For many lawyers, filing a brief in a case before the United States Supreme Court is a once in a lifetime opportunity. At Cockle Legal Briefs, we’re honored to play a role in such a momentous occasion.
Since the beginning of 2012 we’ve filed nearly 3,000 briefs with the Court. What follows is a recap of the top five cases that we’ve worked on during that time period.
- Cockle filed: 47 Amicus briefs. Visit SCOTUSblog’s library for completeaccess to filed briefs ((11-393) (11-398) (11-400)).
The Court held that that Affordable Care Act’s “individual mandate,” which required virtually all Americans to obtain health insurance or pay a penalty, was a valid exercise of Congress’ Taxing and Spending power. Affirmed in part and reversed in part, 5-4.
- Cockle filed: 43 Amicus briefs, the joint appendix in Hollingsworth, and six Hollingsworth party briefs (the petition, brief in opposition, petition-stage reply brief, petitioner’s brief, respondent’s brief, and merits-stage reply brief). Visit SCOTUSblog’s library for access to filed briefs (12-307) (12-144).

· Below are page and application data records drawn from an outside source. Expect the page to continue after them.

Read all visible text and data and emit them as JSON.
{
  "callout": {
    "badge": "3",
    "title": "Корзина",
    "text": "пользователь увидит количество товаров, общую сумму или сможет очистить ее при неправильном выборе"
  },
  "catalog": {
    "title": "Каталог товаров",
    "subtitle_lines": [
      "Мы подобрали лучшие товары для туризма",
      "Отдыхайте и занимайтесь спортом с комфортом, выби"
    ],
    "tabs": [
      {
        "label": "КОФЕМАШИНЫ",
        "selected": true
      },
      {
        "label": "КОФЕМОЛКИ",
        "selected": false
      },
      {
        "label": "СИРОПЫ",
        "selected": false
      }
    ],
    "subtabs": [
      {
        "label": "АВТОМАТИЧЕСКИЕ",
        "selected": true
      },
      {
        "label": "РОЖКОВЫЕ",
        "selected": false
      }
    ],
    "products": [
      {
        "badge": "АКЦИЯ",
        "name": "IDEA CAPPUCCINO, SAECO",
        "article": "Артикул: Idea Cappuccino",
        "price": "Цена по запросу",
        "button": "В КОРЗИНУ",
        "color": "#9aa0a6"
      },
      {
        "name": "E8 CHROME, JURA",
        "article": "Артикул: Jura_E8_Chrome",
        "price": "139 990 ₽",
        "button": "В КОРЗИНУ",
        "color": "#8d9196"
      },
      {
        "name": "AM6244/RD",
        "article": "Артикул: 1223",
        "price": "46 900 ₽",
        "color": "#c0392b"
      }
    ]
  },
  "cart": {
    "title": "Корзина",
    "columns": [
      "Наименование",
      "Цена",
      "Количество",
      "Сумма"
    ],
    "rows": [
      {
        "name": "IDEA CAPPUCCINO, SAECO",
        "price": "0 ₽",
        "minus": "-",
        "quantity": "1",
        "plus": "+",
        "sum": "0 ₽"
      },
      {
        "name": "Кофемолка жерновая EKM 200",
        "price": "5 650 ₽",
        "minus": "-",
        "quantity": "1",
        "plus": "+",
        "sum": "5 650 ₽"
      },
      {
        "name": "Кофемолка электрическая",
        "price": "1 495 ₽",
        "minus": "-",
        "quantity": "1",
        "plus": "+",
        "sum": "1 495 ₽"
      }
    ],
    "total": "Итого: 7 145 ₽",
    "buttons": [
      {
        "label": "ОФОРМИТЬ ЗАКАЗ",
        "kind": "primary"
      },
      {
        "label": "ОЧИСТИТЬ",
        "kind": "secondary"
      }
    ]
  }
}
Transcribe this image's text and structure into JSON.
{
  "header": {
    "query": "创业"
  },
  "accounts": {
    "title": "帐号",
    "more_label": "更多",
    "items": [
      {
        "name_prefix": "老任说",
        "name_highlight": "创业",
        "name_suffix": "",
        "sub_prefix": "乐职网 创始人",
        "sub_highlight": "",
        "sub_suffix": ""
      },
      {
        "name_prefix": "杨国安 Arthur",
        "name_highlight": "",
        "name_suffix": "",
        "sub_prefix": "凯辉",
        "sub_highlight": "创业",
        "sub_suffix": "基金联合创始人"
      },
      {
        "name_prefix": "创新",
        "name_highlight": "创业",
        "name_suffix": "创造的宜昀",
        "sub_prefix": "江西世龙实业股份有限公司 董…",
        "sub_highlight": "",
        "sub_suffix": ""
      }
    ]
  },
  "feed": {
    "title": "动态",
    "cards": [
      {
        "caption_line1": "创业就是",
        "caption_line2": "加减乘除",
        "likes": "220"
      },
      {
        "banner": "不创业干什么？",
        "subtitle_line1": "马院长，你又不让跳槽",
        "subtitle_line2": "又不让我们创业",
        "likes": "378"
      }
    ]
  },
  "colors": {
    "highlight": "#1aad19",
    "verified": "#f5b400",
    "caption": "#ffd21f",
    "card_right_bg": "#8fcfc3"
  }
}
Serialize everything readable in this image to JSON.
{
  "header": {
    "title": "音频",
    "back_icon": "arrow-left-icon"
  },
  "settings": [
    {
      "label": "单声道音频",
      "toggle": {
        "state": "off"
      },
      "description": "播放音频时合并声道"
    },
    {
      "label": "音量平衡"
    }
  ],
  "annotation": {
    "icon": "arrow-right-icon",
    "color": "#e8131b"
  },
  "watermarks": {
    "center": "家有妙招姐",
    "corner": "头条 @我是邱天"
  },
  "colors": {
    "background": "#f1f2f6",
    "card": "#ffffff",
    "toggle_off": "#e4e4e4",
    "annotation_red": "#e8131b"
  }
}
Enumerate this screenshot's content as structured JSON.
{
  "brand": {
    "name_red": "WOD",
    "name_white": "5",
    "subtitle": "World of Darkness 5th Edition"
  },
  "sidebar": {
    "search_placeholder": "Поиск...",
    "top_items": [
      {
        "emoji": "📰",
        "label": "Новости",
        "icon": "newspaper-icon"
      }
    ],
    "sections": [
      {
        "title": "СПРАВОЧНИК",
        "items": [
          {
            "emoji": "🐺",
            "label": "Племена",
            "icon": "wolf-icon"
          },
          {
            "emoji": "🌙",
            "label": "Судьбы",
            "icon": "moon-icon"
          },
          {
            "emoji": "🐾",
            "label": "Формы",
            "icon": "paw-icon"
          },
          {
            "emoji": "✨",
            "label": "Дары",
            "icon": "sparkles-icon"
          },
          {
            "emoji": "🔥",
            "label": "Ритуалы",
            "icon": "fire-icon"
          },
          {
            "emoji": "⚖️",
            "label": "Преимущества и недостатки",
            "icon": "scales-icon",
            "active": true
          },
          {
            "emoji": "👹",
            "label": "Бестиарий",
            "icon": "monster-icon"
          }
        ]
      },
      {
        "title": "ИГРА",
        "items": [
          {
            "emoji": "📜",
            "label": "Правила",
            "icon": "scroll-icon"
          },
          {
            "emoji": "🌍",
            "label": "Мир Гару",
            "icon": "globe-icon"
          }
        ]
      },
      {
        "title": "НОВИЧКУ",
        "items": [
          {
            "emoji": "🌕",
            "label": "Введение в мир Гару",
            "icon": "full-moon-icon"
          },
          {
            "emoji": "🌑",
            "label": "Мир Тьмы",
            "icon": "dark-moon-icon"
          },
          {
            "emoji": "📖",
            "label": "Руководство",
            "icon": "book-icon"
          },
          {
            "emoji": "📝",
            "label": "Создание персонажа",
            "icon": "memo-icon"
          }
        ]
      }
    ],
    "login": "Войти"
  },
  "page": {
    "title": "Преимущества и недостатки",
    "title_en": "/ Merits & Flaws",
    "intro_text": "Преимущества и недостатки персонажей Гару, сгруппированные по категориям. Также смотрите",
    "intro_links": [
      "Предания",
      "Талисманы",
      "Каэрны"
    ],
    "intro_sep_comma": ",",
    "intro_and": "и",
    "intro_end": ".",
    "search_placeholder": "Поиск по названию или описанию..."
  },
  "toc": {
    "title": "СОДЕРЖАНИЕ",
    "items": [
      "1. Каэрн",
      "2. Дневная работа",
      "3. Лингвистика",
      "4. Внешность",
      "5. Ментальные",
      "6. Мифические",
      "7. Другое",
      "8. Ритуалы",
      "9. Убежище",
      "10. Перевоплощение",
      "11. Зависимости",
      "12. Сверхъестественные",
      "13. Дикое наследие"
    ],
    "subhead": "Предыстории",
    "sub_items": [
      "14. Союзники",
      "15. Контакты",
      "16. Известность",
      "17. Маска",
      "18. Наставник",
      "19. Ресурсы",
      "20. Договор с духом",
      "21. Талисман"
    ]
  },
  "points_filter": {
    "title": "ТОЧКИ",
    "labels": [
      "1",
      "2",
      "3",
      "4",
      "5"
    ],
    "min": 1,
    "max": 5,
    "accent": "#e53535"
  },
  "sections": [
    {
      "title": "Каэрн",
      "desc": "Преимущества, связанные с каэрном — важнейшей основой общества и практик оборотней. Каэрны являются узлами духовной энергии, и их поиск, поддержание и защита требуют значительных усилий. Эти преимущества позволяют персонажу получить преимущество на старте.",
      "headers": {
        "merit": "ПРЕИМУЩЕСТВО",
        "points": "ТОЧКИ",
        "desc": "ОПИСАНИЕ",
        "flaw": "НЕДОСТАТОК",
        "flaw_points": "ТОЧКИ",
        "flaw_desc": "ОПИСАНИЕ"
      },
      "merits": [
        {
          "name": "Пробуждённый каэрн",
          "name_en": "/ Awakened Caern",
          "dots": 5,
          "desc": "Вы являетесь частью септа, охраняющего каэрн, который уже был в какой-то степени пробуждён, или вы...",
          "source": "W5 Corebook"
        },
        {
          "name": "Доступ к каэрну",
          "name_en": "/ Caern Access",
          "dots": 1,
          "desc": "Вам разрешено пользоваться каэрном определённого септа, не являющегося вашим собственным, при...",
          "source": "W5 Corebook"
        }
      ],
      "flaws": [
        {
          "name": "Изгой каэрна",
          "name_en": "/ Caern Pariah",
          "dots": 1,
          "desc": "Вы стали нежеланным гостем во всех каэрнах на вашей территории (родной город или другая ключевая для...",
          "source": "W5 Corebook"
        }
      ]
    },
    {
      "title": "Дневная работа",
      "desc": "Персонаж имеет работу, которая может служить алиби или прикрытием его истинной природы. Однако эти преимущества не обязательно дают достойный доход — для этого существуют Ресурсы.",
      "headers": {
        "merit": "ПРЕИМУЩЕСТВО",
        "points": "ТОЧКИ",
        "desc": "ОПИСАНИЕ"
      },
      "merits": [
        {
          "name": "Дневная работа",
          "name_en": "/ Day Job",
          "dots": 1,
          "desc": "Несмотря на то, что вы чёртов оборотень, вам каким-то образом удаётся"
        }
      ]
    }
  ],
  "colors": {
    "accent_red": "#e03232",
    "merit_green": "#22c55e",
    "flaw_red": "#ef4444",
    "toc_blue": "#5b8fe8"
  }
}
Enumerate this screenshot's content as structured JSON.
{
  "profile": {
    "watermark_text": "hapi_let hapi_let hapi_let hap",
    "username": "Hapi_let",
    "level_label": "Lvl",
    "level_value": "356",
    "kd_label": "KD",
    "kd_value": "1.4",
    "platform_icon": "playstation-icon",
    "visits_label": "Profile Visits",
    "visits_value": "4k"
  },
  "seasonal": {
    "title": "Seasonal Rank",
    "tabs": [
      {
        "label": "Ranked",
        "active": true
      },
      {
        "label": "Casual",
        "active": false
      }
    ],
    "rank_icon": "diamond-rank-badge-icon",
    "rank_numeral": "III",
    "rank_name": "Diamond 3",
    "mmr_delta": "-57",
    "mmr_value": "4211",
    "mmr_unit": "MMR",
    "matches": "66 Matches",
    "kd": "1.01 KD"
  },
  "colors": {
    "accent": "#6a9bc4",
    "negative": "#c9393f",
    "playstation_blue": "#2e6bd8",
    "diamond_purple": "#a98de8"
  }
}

In Windsor, the Court held that Section 3 of the Defense of Marriage Act – which defined the terms “marriage” and “spouse” as applying between one man and one woman under federal law – was unconstitutional. DOMA now requires the federal government to recognize same-sex marriages that have been approved by the states. Affirmed, 5-4.
In Hollingsworth, the Court ruled that proponents of California’s ban on same-sex marriage did not have standing to appeal the lower court’s order invalidating the ban. Vacated and remanded, 5-4.
Voting Rights: Shelby County v. Holder Jr., et al., No. 12-96; 570 U.S. ___ (2013).
- Cockle filed: 23 Amicus briefs and the brief for the Respondent-Intervenor, Bobby Lee Harris. Visit SCOTUSblog’s library for access to filed briefs.
The Court held that Section 4(b) of the Voting Rights Act of 1965 – a provision which required that states with a history of voter discrimination obtain preclearance from the USDOJ before implementing changes to voting laws – was unconstitutional. Affirmed, 5-4.
Immigration: Arizona, et al. v. United States, No. 11-182; 567 U.S. ___ (2012).
- Cockle filed: 17 Amicus briefs. Visit SCOTUSblog’s library for access to filed briefs.
The Court upheld and remanded section 2(B) of Senate Bill 1070 – a law which required local law enforcement to check the immigration status of residents during lawful encounters. It also nullified three sections of SB 1070 on supremacy grounds, which would have otherwise: (a) made it a crime to be in the state without legal papers; (b) made it a crime to apply for or obtain a job in the state without legal papers; (c) allow police to arrest individuals for committing a crime that could lead to deportation. Affirmed in part, reversed in part, and remanded, 5-3.
DNA Sequencing Patents: Association for Molecular Pathology, et al. v. Myriad Genetics, Inc., et al., No. 12-398; 569 U.S. ___ (2013).
- Cockle filed: 12 Amicus briefs. Visit SCOTUSblog’s library for access to filed briefs.
The Court held that naturally occurring DNA sequences, even when isolated from the body, cannot be patented. However, artificially created (“synthetic complementary”) DNA is patent-eligible, because it does not occur naturally. Affirmed in part and reversed in part, 9-0.